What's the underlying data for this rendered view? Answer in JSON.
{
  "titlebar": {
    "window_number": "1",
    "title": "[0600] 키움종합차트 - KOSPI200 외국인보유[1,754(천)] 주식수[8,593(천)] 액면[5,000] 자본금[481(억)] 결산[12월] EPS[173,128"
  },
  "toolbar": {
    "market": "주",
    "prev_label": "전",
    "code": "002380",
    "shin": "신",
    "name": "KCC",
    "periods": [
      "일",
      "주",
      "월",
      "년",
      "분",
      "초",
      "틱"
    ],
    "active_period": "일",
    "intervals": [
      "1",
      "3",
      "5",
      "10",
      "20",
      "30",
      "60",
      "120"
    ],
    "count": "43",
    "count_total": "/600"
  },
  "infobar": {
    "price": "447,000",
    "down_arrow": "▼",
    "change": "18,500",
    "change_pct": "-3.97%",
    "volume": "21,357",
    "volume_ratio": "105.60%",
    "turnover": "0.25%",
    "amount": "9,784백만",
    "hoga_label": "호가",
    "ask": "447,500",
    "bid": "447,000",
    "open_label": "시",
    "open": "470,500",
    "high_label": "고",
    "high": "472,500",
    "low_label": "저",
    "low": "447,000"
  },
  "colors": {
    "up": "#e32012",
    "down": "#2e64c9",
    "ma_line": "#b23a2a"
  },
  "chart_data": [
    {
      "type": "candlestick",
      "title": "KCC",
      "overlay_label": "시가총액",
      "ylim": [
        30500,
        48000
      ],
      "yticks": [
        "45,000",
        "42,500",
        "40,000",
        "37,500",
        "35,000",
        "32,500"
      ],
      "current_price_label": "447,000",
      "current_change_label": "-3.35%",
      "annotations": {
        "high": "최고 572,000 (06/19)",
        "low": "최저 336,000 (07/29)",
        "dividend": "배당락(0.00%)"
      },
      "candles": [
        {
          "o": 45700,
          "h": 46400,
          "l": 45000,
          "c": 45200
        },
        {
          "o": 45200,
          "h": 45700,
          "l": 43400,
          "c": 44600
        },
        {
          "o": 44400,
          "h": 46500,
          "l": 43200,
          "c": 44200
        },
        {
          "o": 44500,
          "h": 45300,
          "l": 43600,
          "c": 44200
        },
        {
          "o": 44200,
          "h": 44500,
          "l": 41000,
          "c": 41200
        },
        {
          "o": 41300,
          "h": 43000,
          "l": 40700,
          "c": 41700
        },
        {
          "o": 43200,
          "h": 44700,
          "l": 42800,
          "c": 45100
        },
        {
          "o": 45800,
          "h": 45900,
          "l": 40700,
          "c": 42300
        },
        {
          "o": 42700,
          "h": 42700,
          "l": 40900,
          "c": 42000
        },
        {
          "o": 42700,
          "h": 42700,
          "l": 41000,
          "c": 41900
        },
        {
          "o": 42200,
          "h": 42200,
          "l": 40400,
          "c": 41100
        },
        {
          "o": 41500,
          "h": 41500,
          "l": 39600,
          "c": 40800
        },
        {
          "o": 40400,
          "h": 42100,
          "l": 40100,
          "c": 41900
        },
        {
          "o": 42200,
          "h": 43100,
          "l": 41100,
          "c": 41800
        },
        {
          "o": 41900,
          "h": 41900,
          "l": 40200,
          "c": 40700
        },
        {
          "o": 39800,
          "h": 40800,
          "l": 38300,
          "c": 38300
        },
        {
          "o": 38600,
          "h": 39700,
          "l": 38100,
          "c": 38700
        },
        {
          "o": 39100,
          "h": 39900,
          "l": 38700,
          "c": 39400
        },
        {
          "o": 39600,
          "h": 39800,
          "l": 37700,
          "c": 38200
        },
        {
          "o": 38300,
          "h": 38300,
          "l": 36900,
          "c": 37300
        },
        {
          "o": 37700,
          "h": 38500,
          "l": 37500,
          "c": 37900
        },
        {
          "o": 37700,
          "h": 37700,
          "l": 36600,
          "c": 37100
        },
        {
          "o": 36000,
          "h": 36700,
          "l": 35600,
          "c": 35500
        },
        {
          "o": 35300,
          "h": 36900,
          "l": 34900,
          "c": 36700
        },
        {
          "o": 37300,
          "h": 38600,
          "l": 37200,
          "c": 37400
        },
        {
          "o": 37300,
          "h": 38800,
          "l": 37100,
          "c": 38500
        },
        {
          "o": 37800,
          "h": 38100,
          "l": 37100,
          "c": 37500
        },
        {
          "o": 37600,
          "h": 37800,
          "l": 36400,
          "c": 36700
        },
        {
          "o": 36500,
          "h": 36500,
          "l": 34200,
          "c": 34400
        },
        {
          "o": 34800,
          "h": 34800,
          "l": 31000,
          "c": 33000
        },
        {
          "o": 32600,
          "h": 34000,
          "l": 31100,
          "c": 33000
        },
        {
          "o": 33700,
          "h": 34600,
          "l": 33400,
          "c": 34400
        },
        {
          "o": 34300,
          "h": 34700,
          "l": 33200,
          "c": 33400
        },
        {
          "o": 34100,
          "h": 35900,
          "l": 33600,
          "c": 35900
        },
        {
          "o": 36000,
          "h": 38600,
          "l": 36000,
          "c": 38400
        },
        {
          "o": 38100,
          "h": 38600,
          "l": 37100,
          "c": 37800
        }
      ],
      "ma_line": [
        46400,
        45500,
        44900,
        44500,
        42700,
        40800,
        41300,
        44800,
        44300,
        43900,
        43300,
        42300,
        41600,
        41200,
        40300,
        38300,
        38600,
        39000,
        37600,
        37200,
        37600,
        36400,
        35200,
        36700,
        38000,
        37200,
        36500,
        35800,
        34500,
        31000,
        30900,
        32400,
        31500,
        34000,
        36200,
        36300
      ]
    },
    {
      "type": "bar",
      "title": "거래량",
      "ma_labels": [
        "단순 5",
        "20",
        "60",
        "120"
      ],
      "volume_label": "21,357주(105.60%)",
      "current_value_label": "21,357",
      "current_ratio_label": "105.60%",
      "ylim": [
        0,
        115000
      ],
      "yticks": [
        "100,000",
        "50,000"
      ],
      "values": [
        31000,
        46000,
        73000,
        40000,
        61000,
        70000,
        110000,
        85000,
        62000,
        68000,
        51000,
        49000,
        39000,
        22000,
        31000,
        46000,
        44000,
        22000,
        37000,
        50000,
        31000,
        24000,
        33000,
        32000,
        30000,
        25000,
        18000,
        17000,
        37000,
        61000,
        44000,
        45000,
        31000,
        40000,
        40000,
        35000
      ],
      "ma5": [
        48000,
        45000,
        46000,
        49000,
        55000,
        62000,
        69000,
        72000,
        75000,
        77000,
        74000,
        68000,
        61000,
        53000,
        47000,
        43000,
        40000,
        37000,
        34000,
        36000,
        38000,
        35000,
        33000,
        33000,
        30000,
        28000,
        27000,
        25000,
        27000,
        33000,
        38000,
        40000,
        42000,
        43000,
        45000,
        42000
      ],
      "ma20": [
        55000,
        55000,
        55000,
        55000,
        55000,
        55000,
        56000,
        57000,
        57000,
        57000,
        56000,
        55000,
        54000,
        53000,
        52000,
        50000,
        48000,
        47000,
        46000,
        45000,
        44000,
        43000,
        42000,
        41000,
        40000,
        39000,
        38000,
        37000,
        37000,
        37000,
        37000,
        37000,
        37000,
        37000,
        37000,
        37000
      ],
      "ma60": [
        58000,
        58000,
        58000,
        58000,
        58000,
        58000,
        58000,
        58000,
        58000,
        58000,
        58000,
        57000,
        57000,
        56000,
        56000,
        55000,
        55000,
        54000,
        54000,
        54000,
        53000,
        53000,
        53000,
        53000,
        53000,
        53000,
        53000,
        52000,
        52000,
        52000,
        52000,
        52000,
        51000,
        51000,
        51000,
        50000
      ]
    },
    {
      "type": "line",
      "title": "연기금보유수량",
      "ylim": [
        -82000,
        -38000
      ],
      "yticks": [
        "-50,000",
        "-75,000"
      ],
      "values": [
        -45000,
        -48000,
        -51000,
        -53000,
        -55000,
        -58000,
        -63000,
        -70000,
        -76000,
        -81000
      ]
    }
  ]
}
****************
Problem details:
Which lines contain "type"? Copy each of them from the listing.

Problem solution:
      "type": "candlestick",
      "type": "bar",
      "type": "line",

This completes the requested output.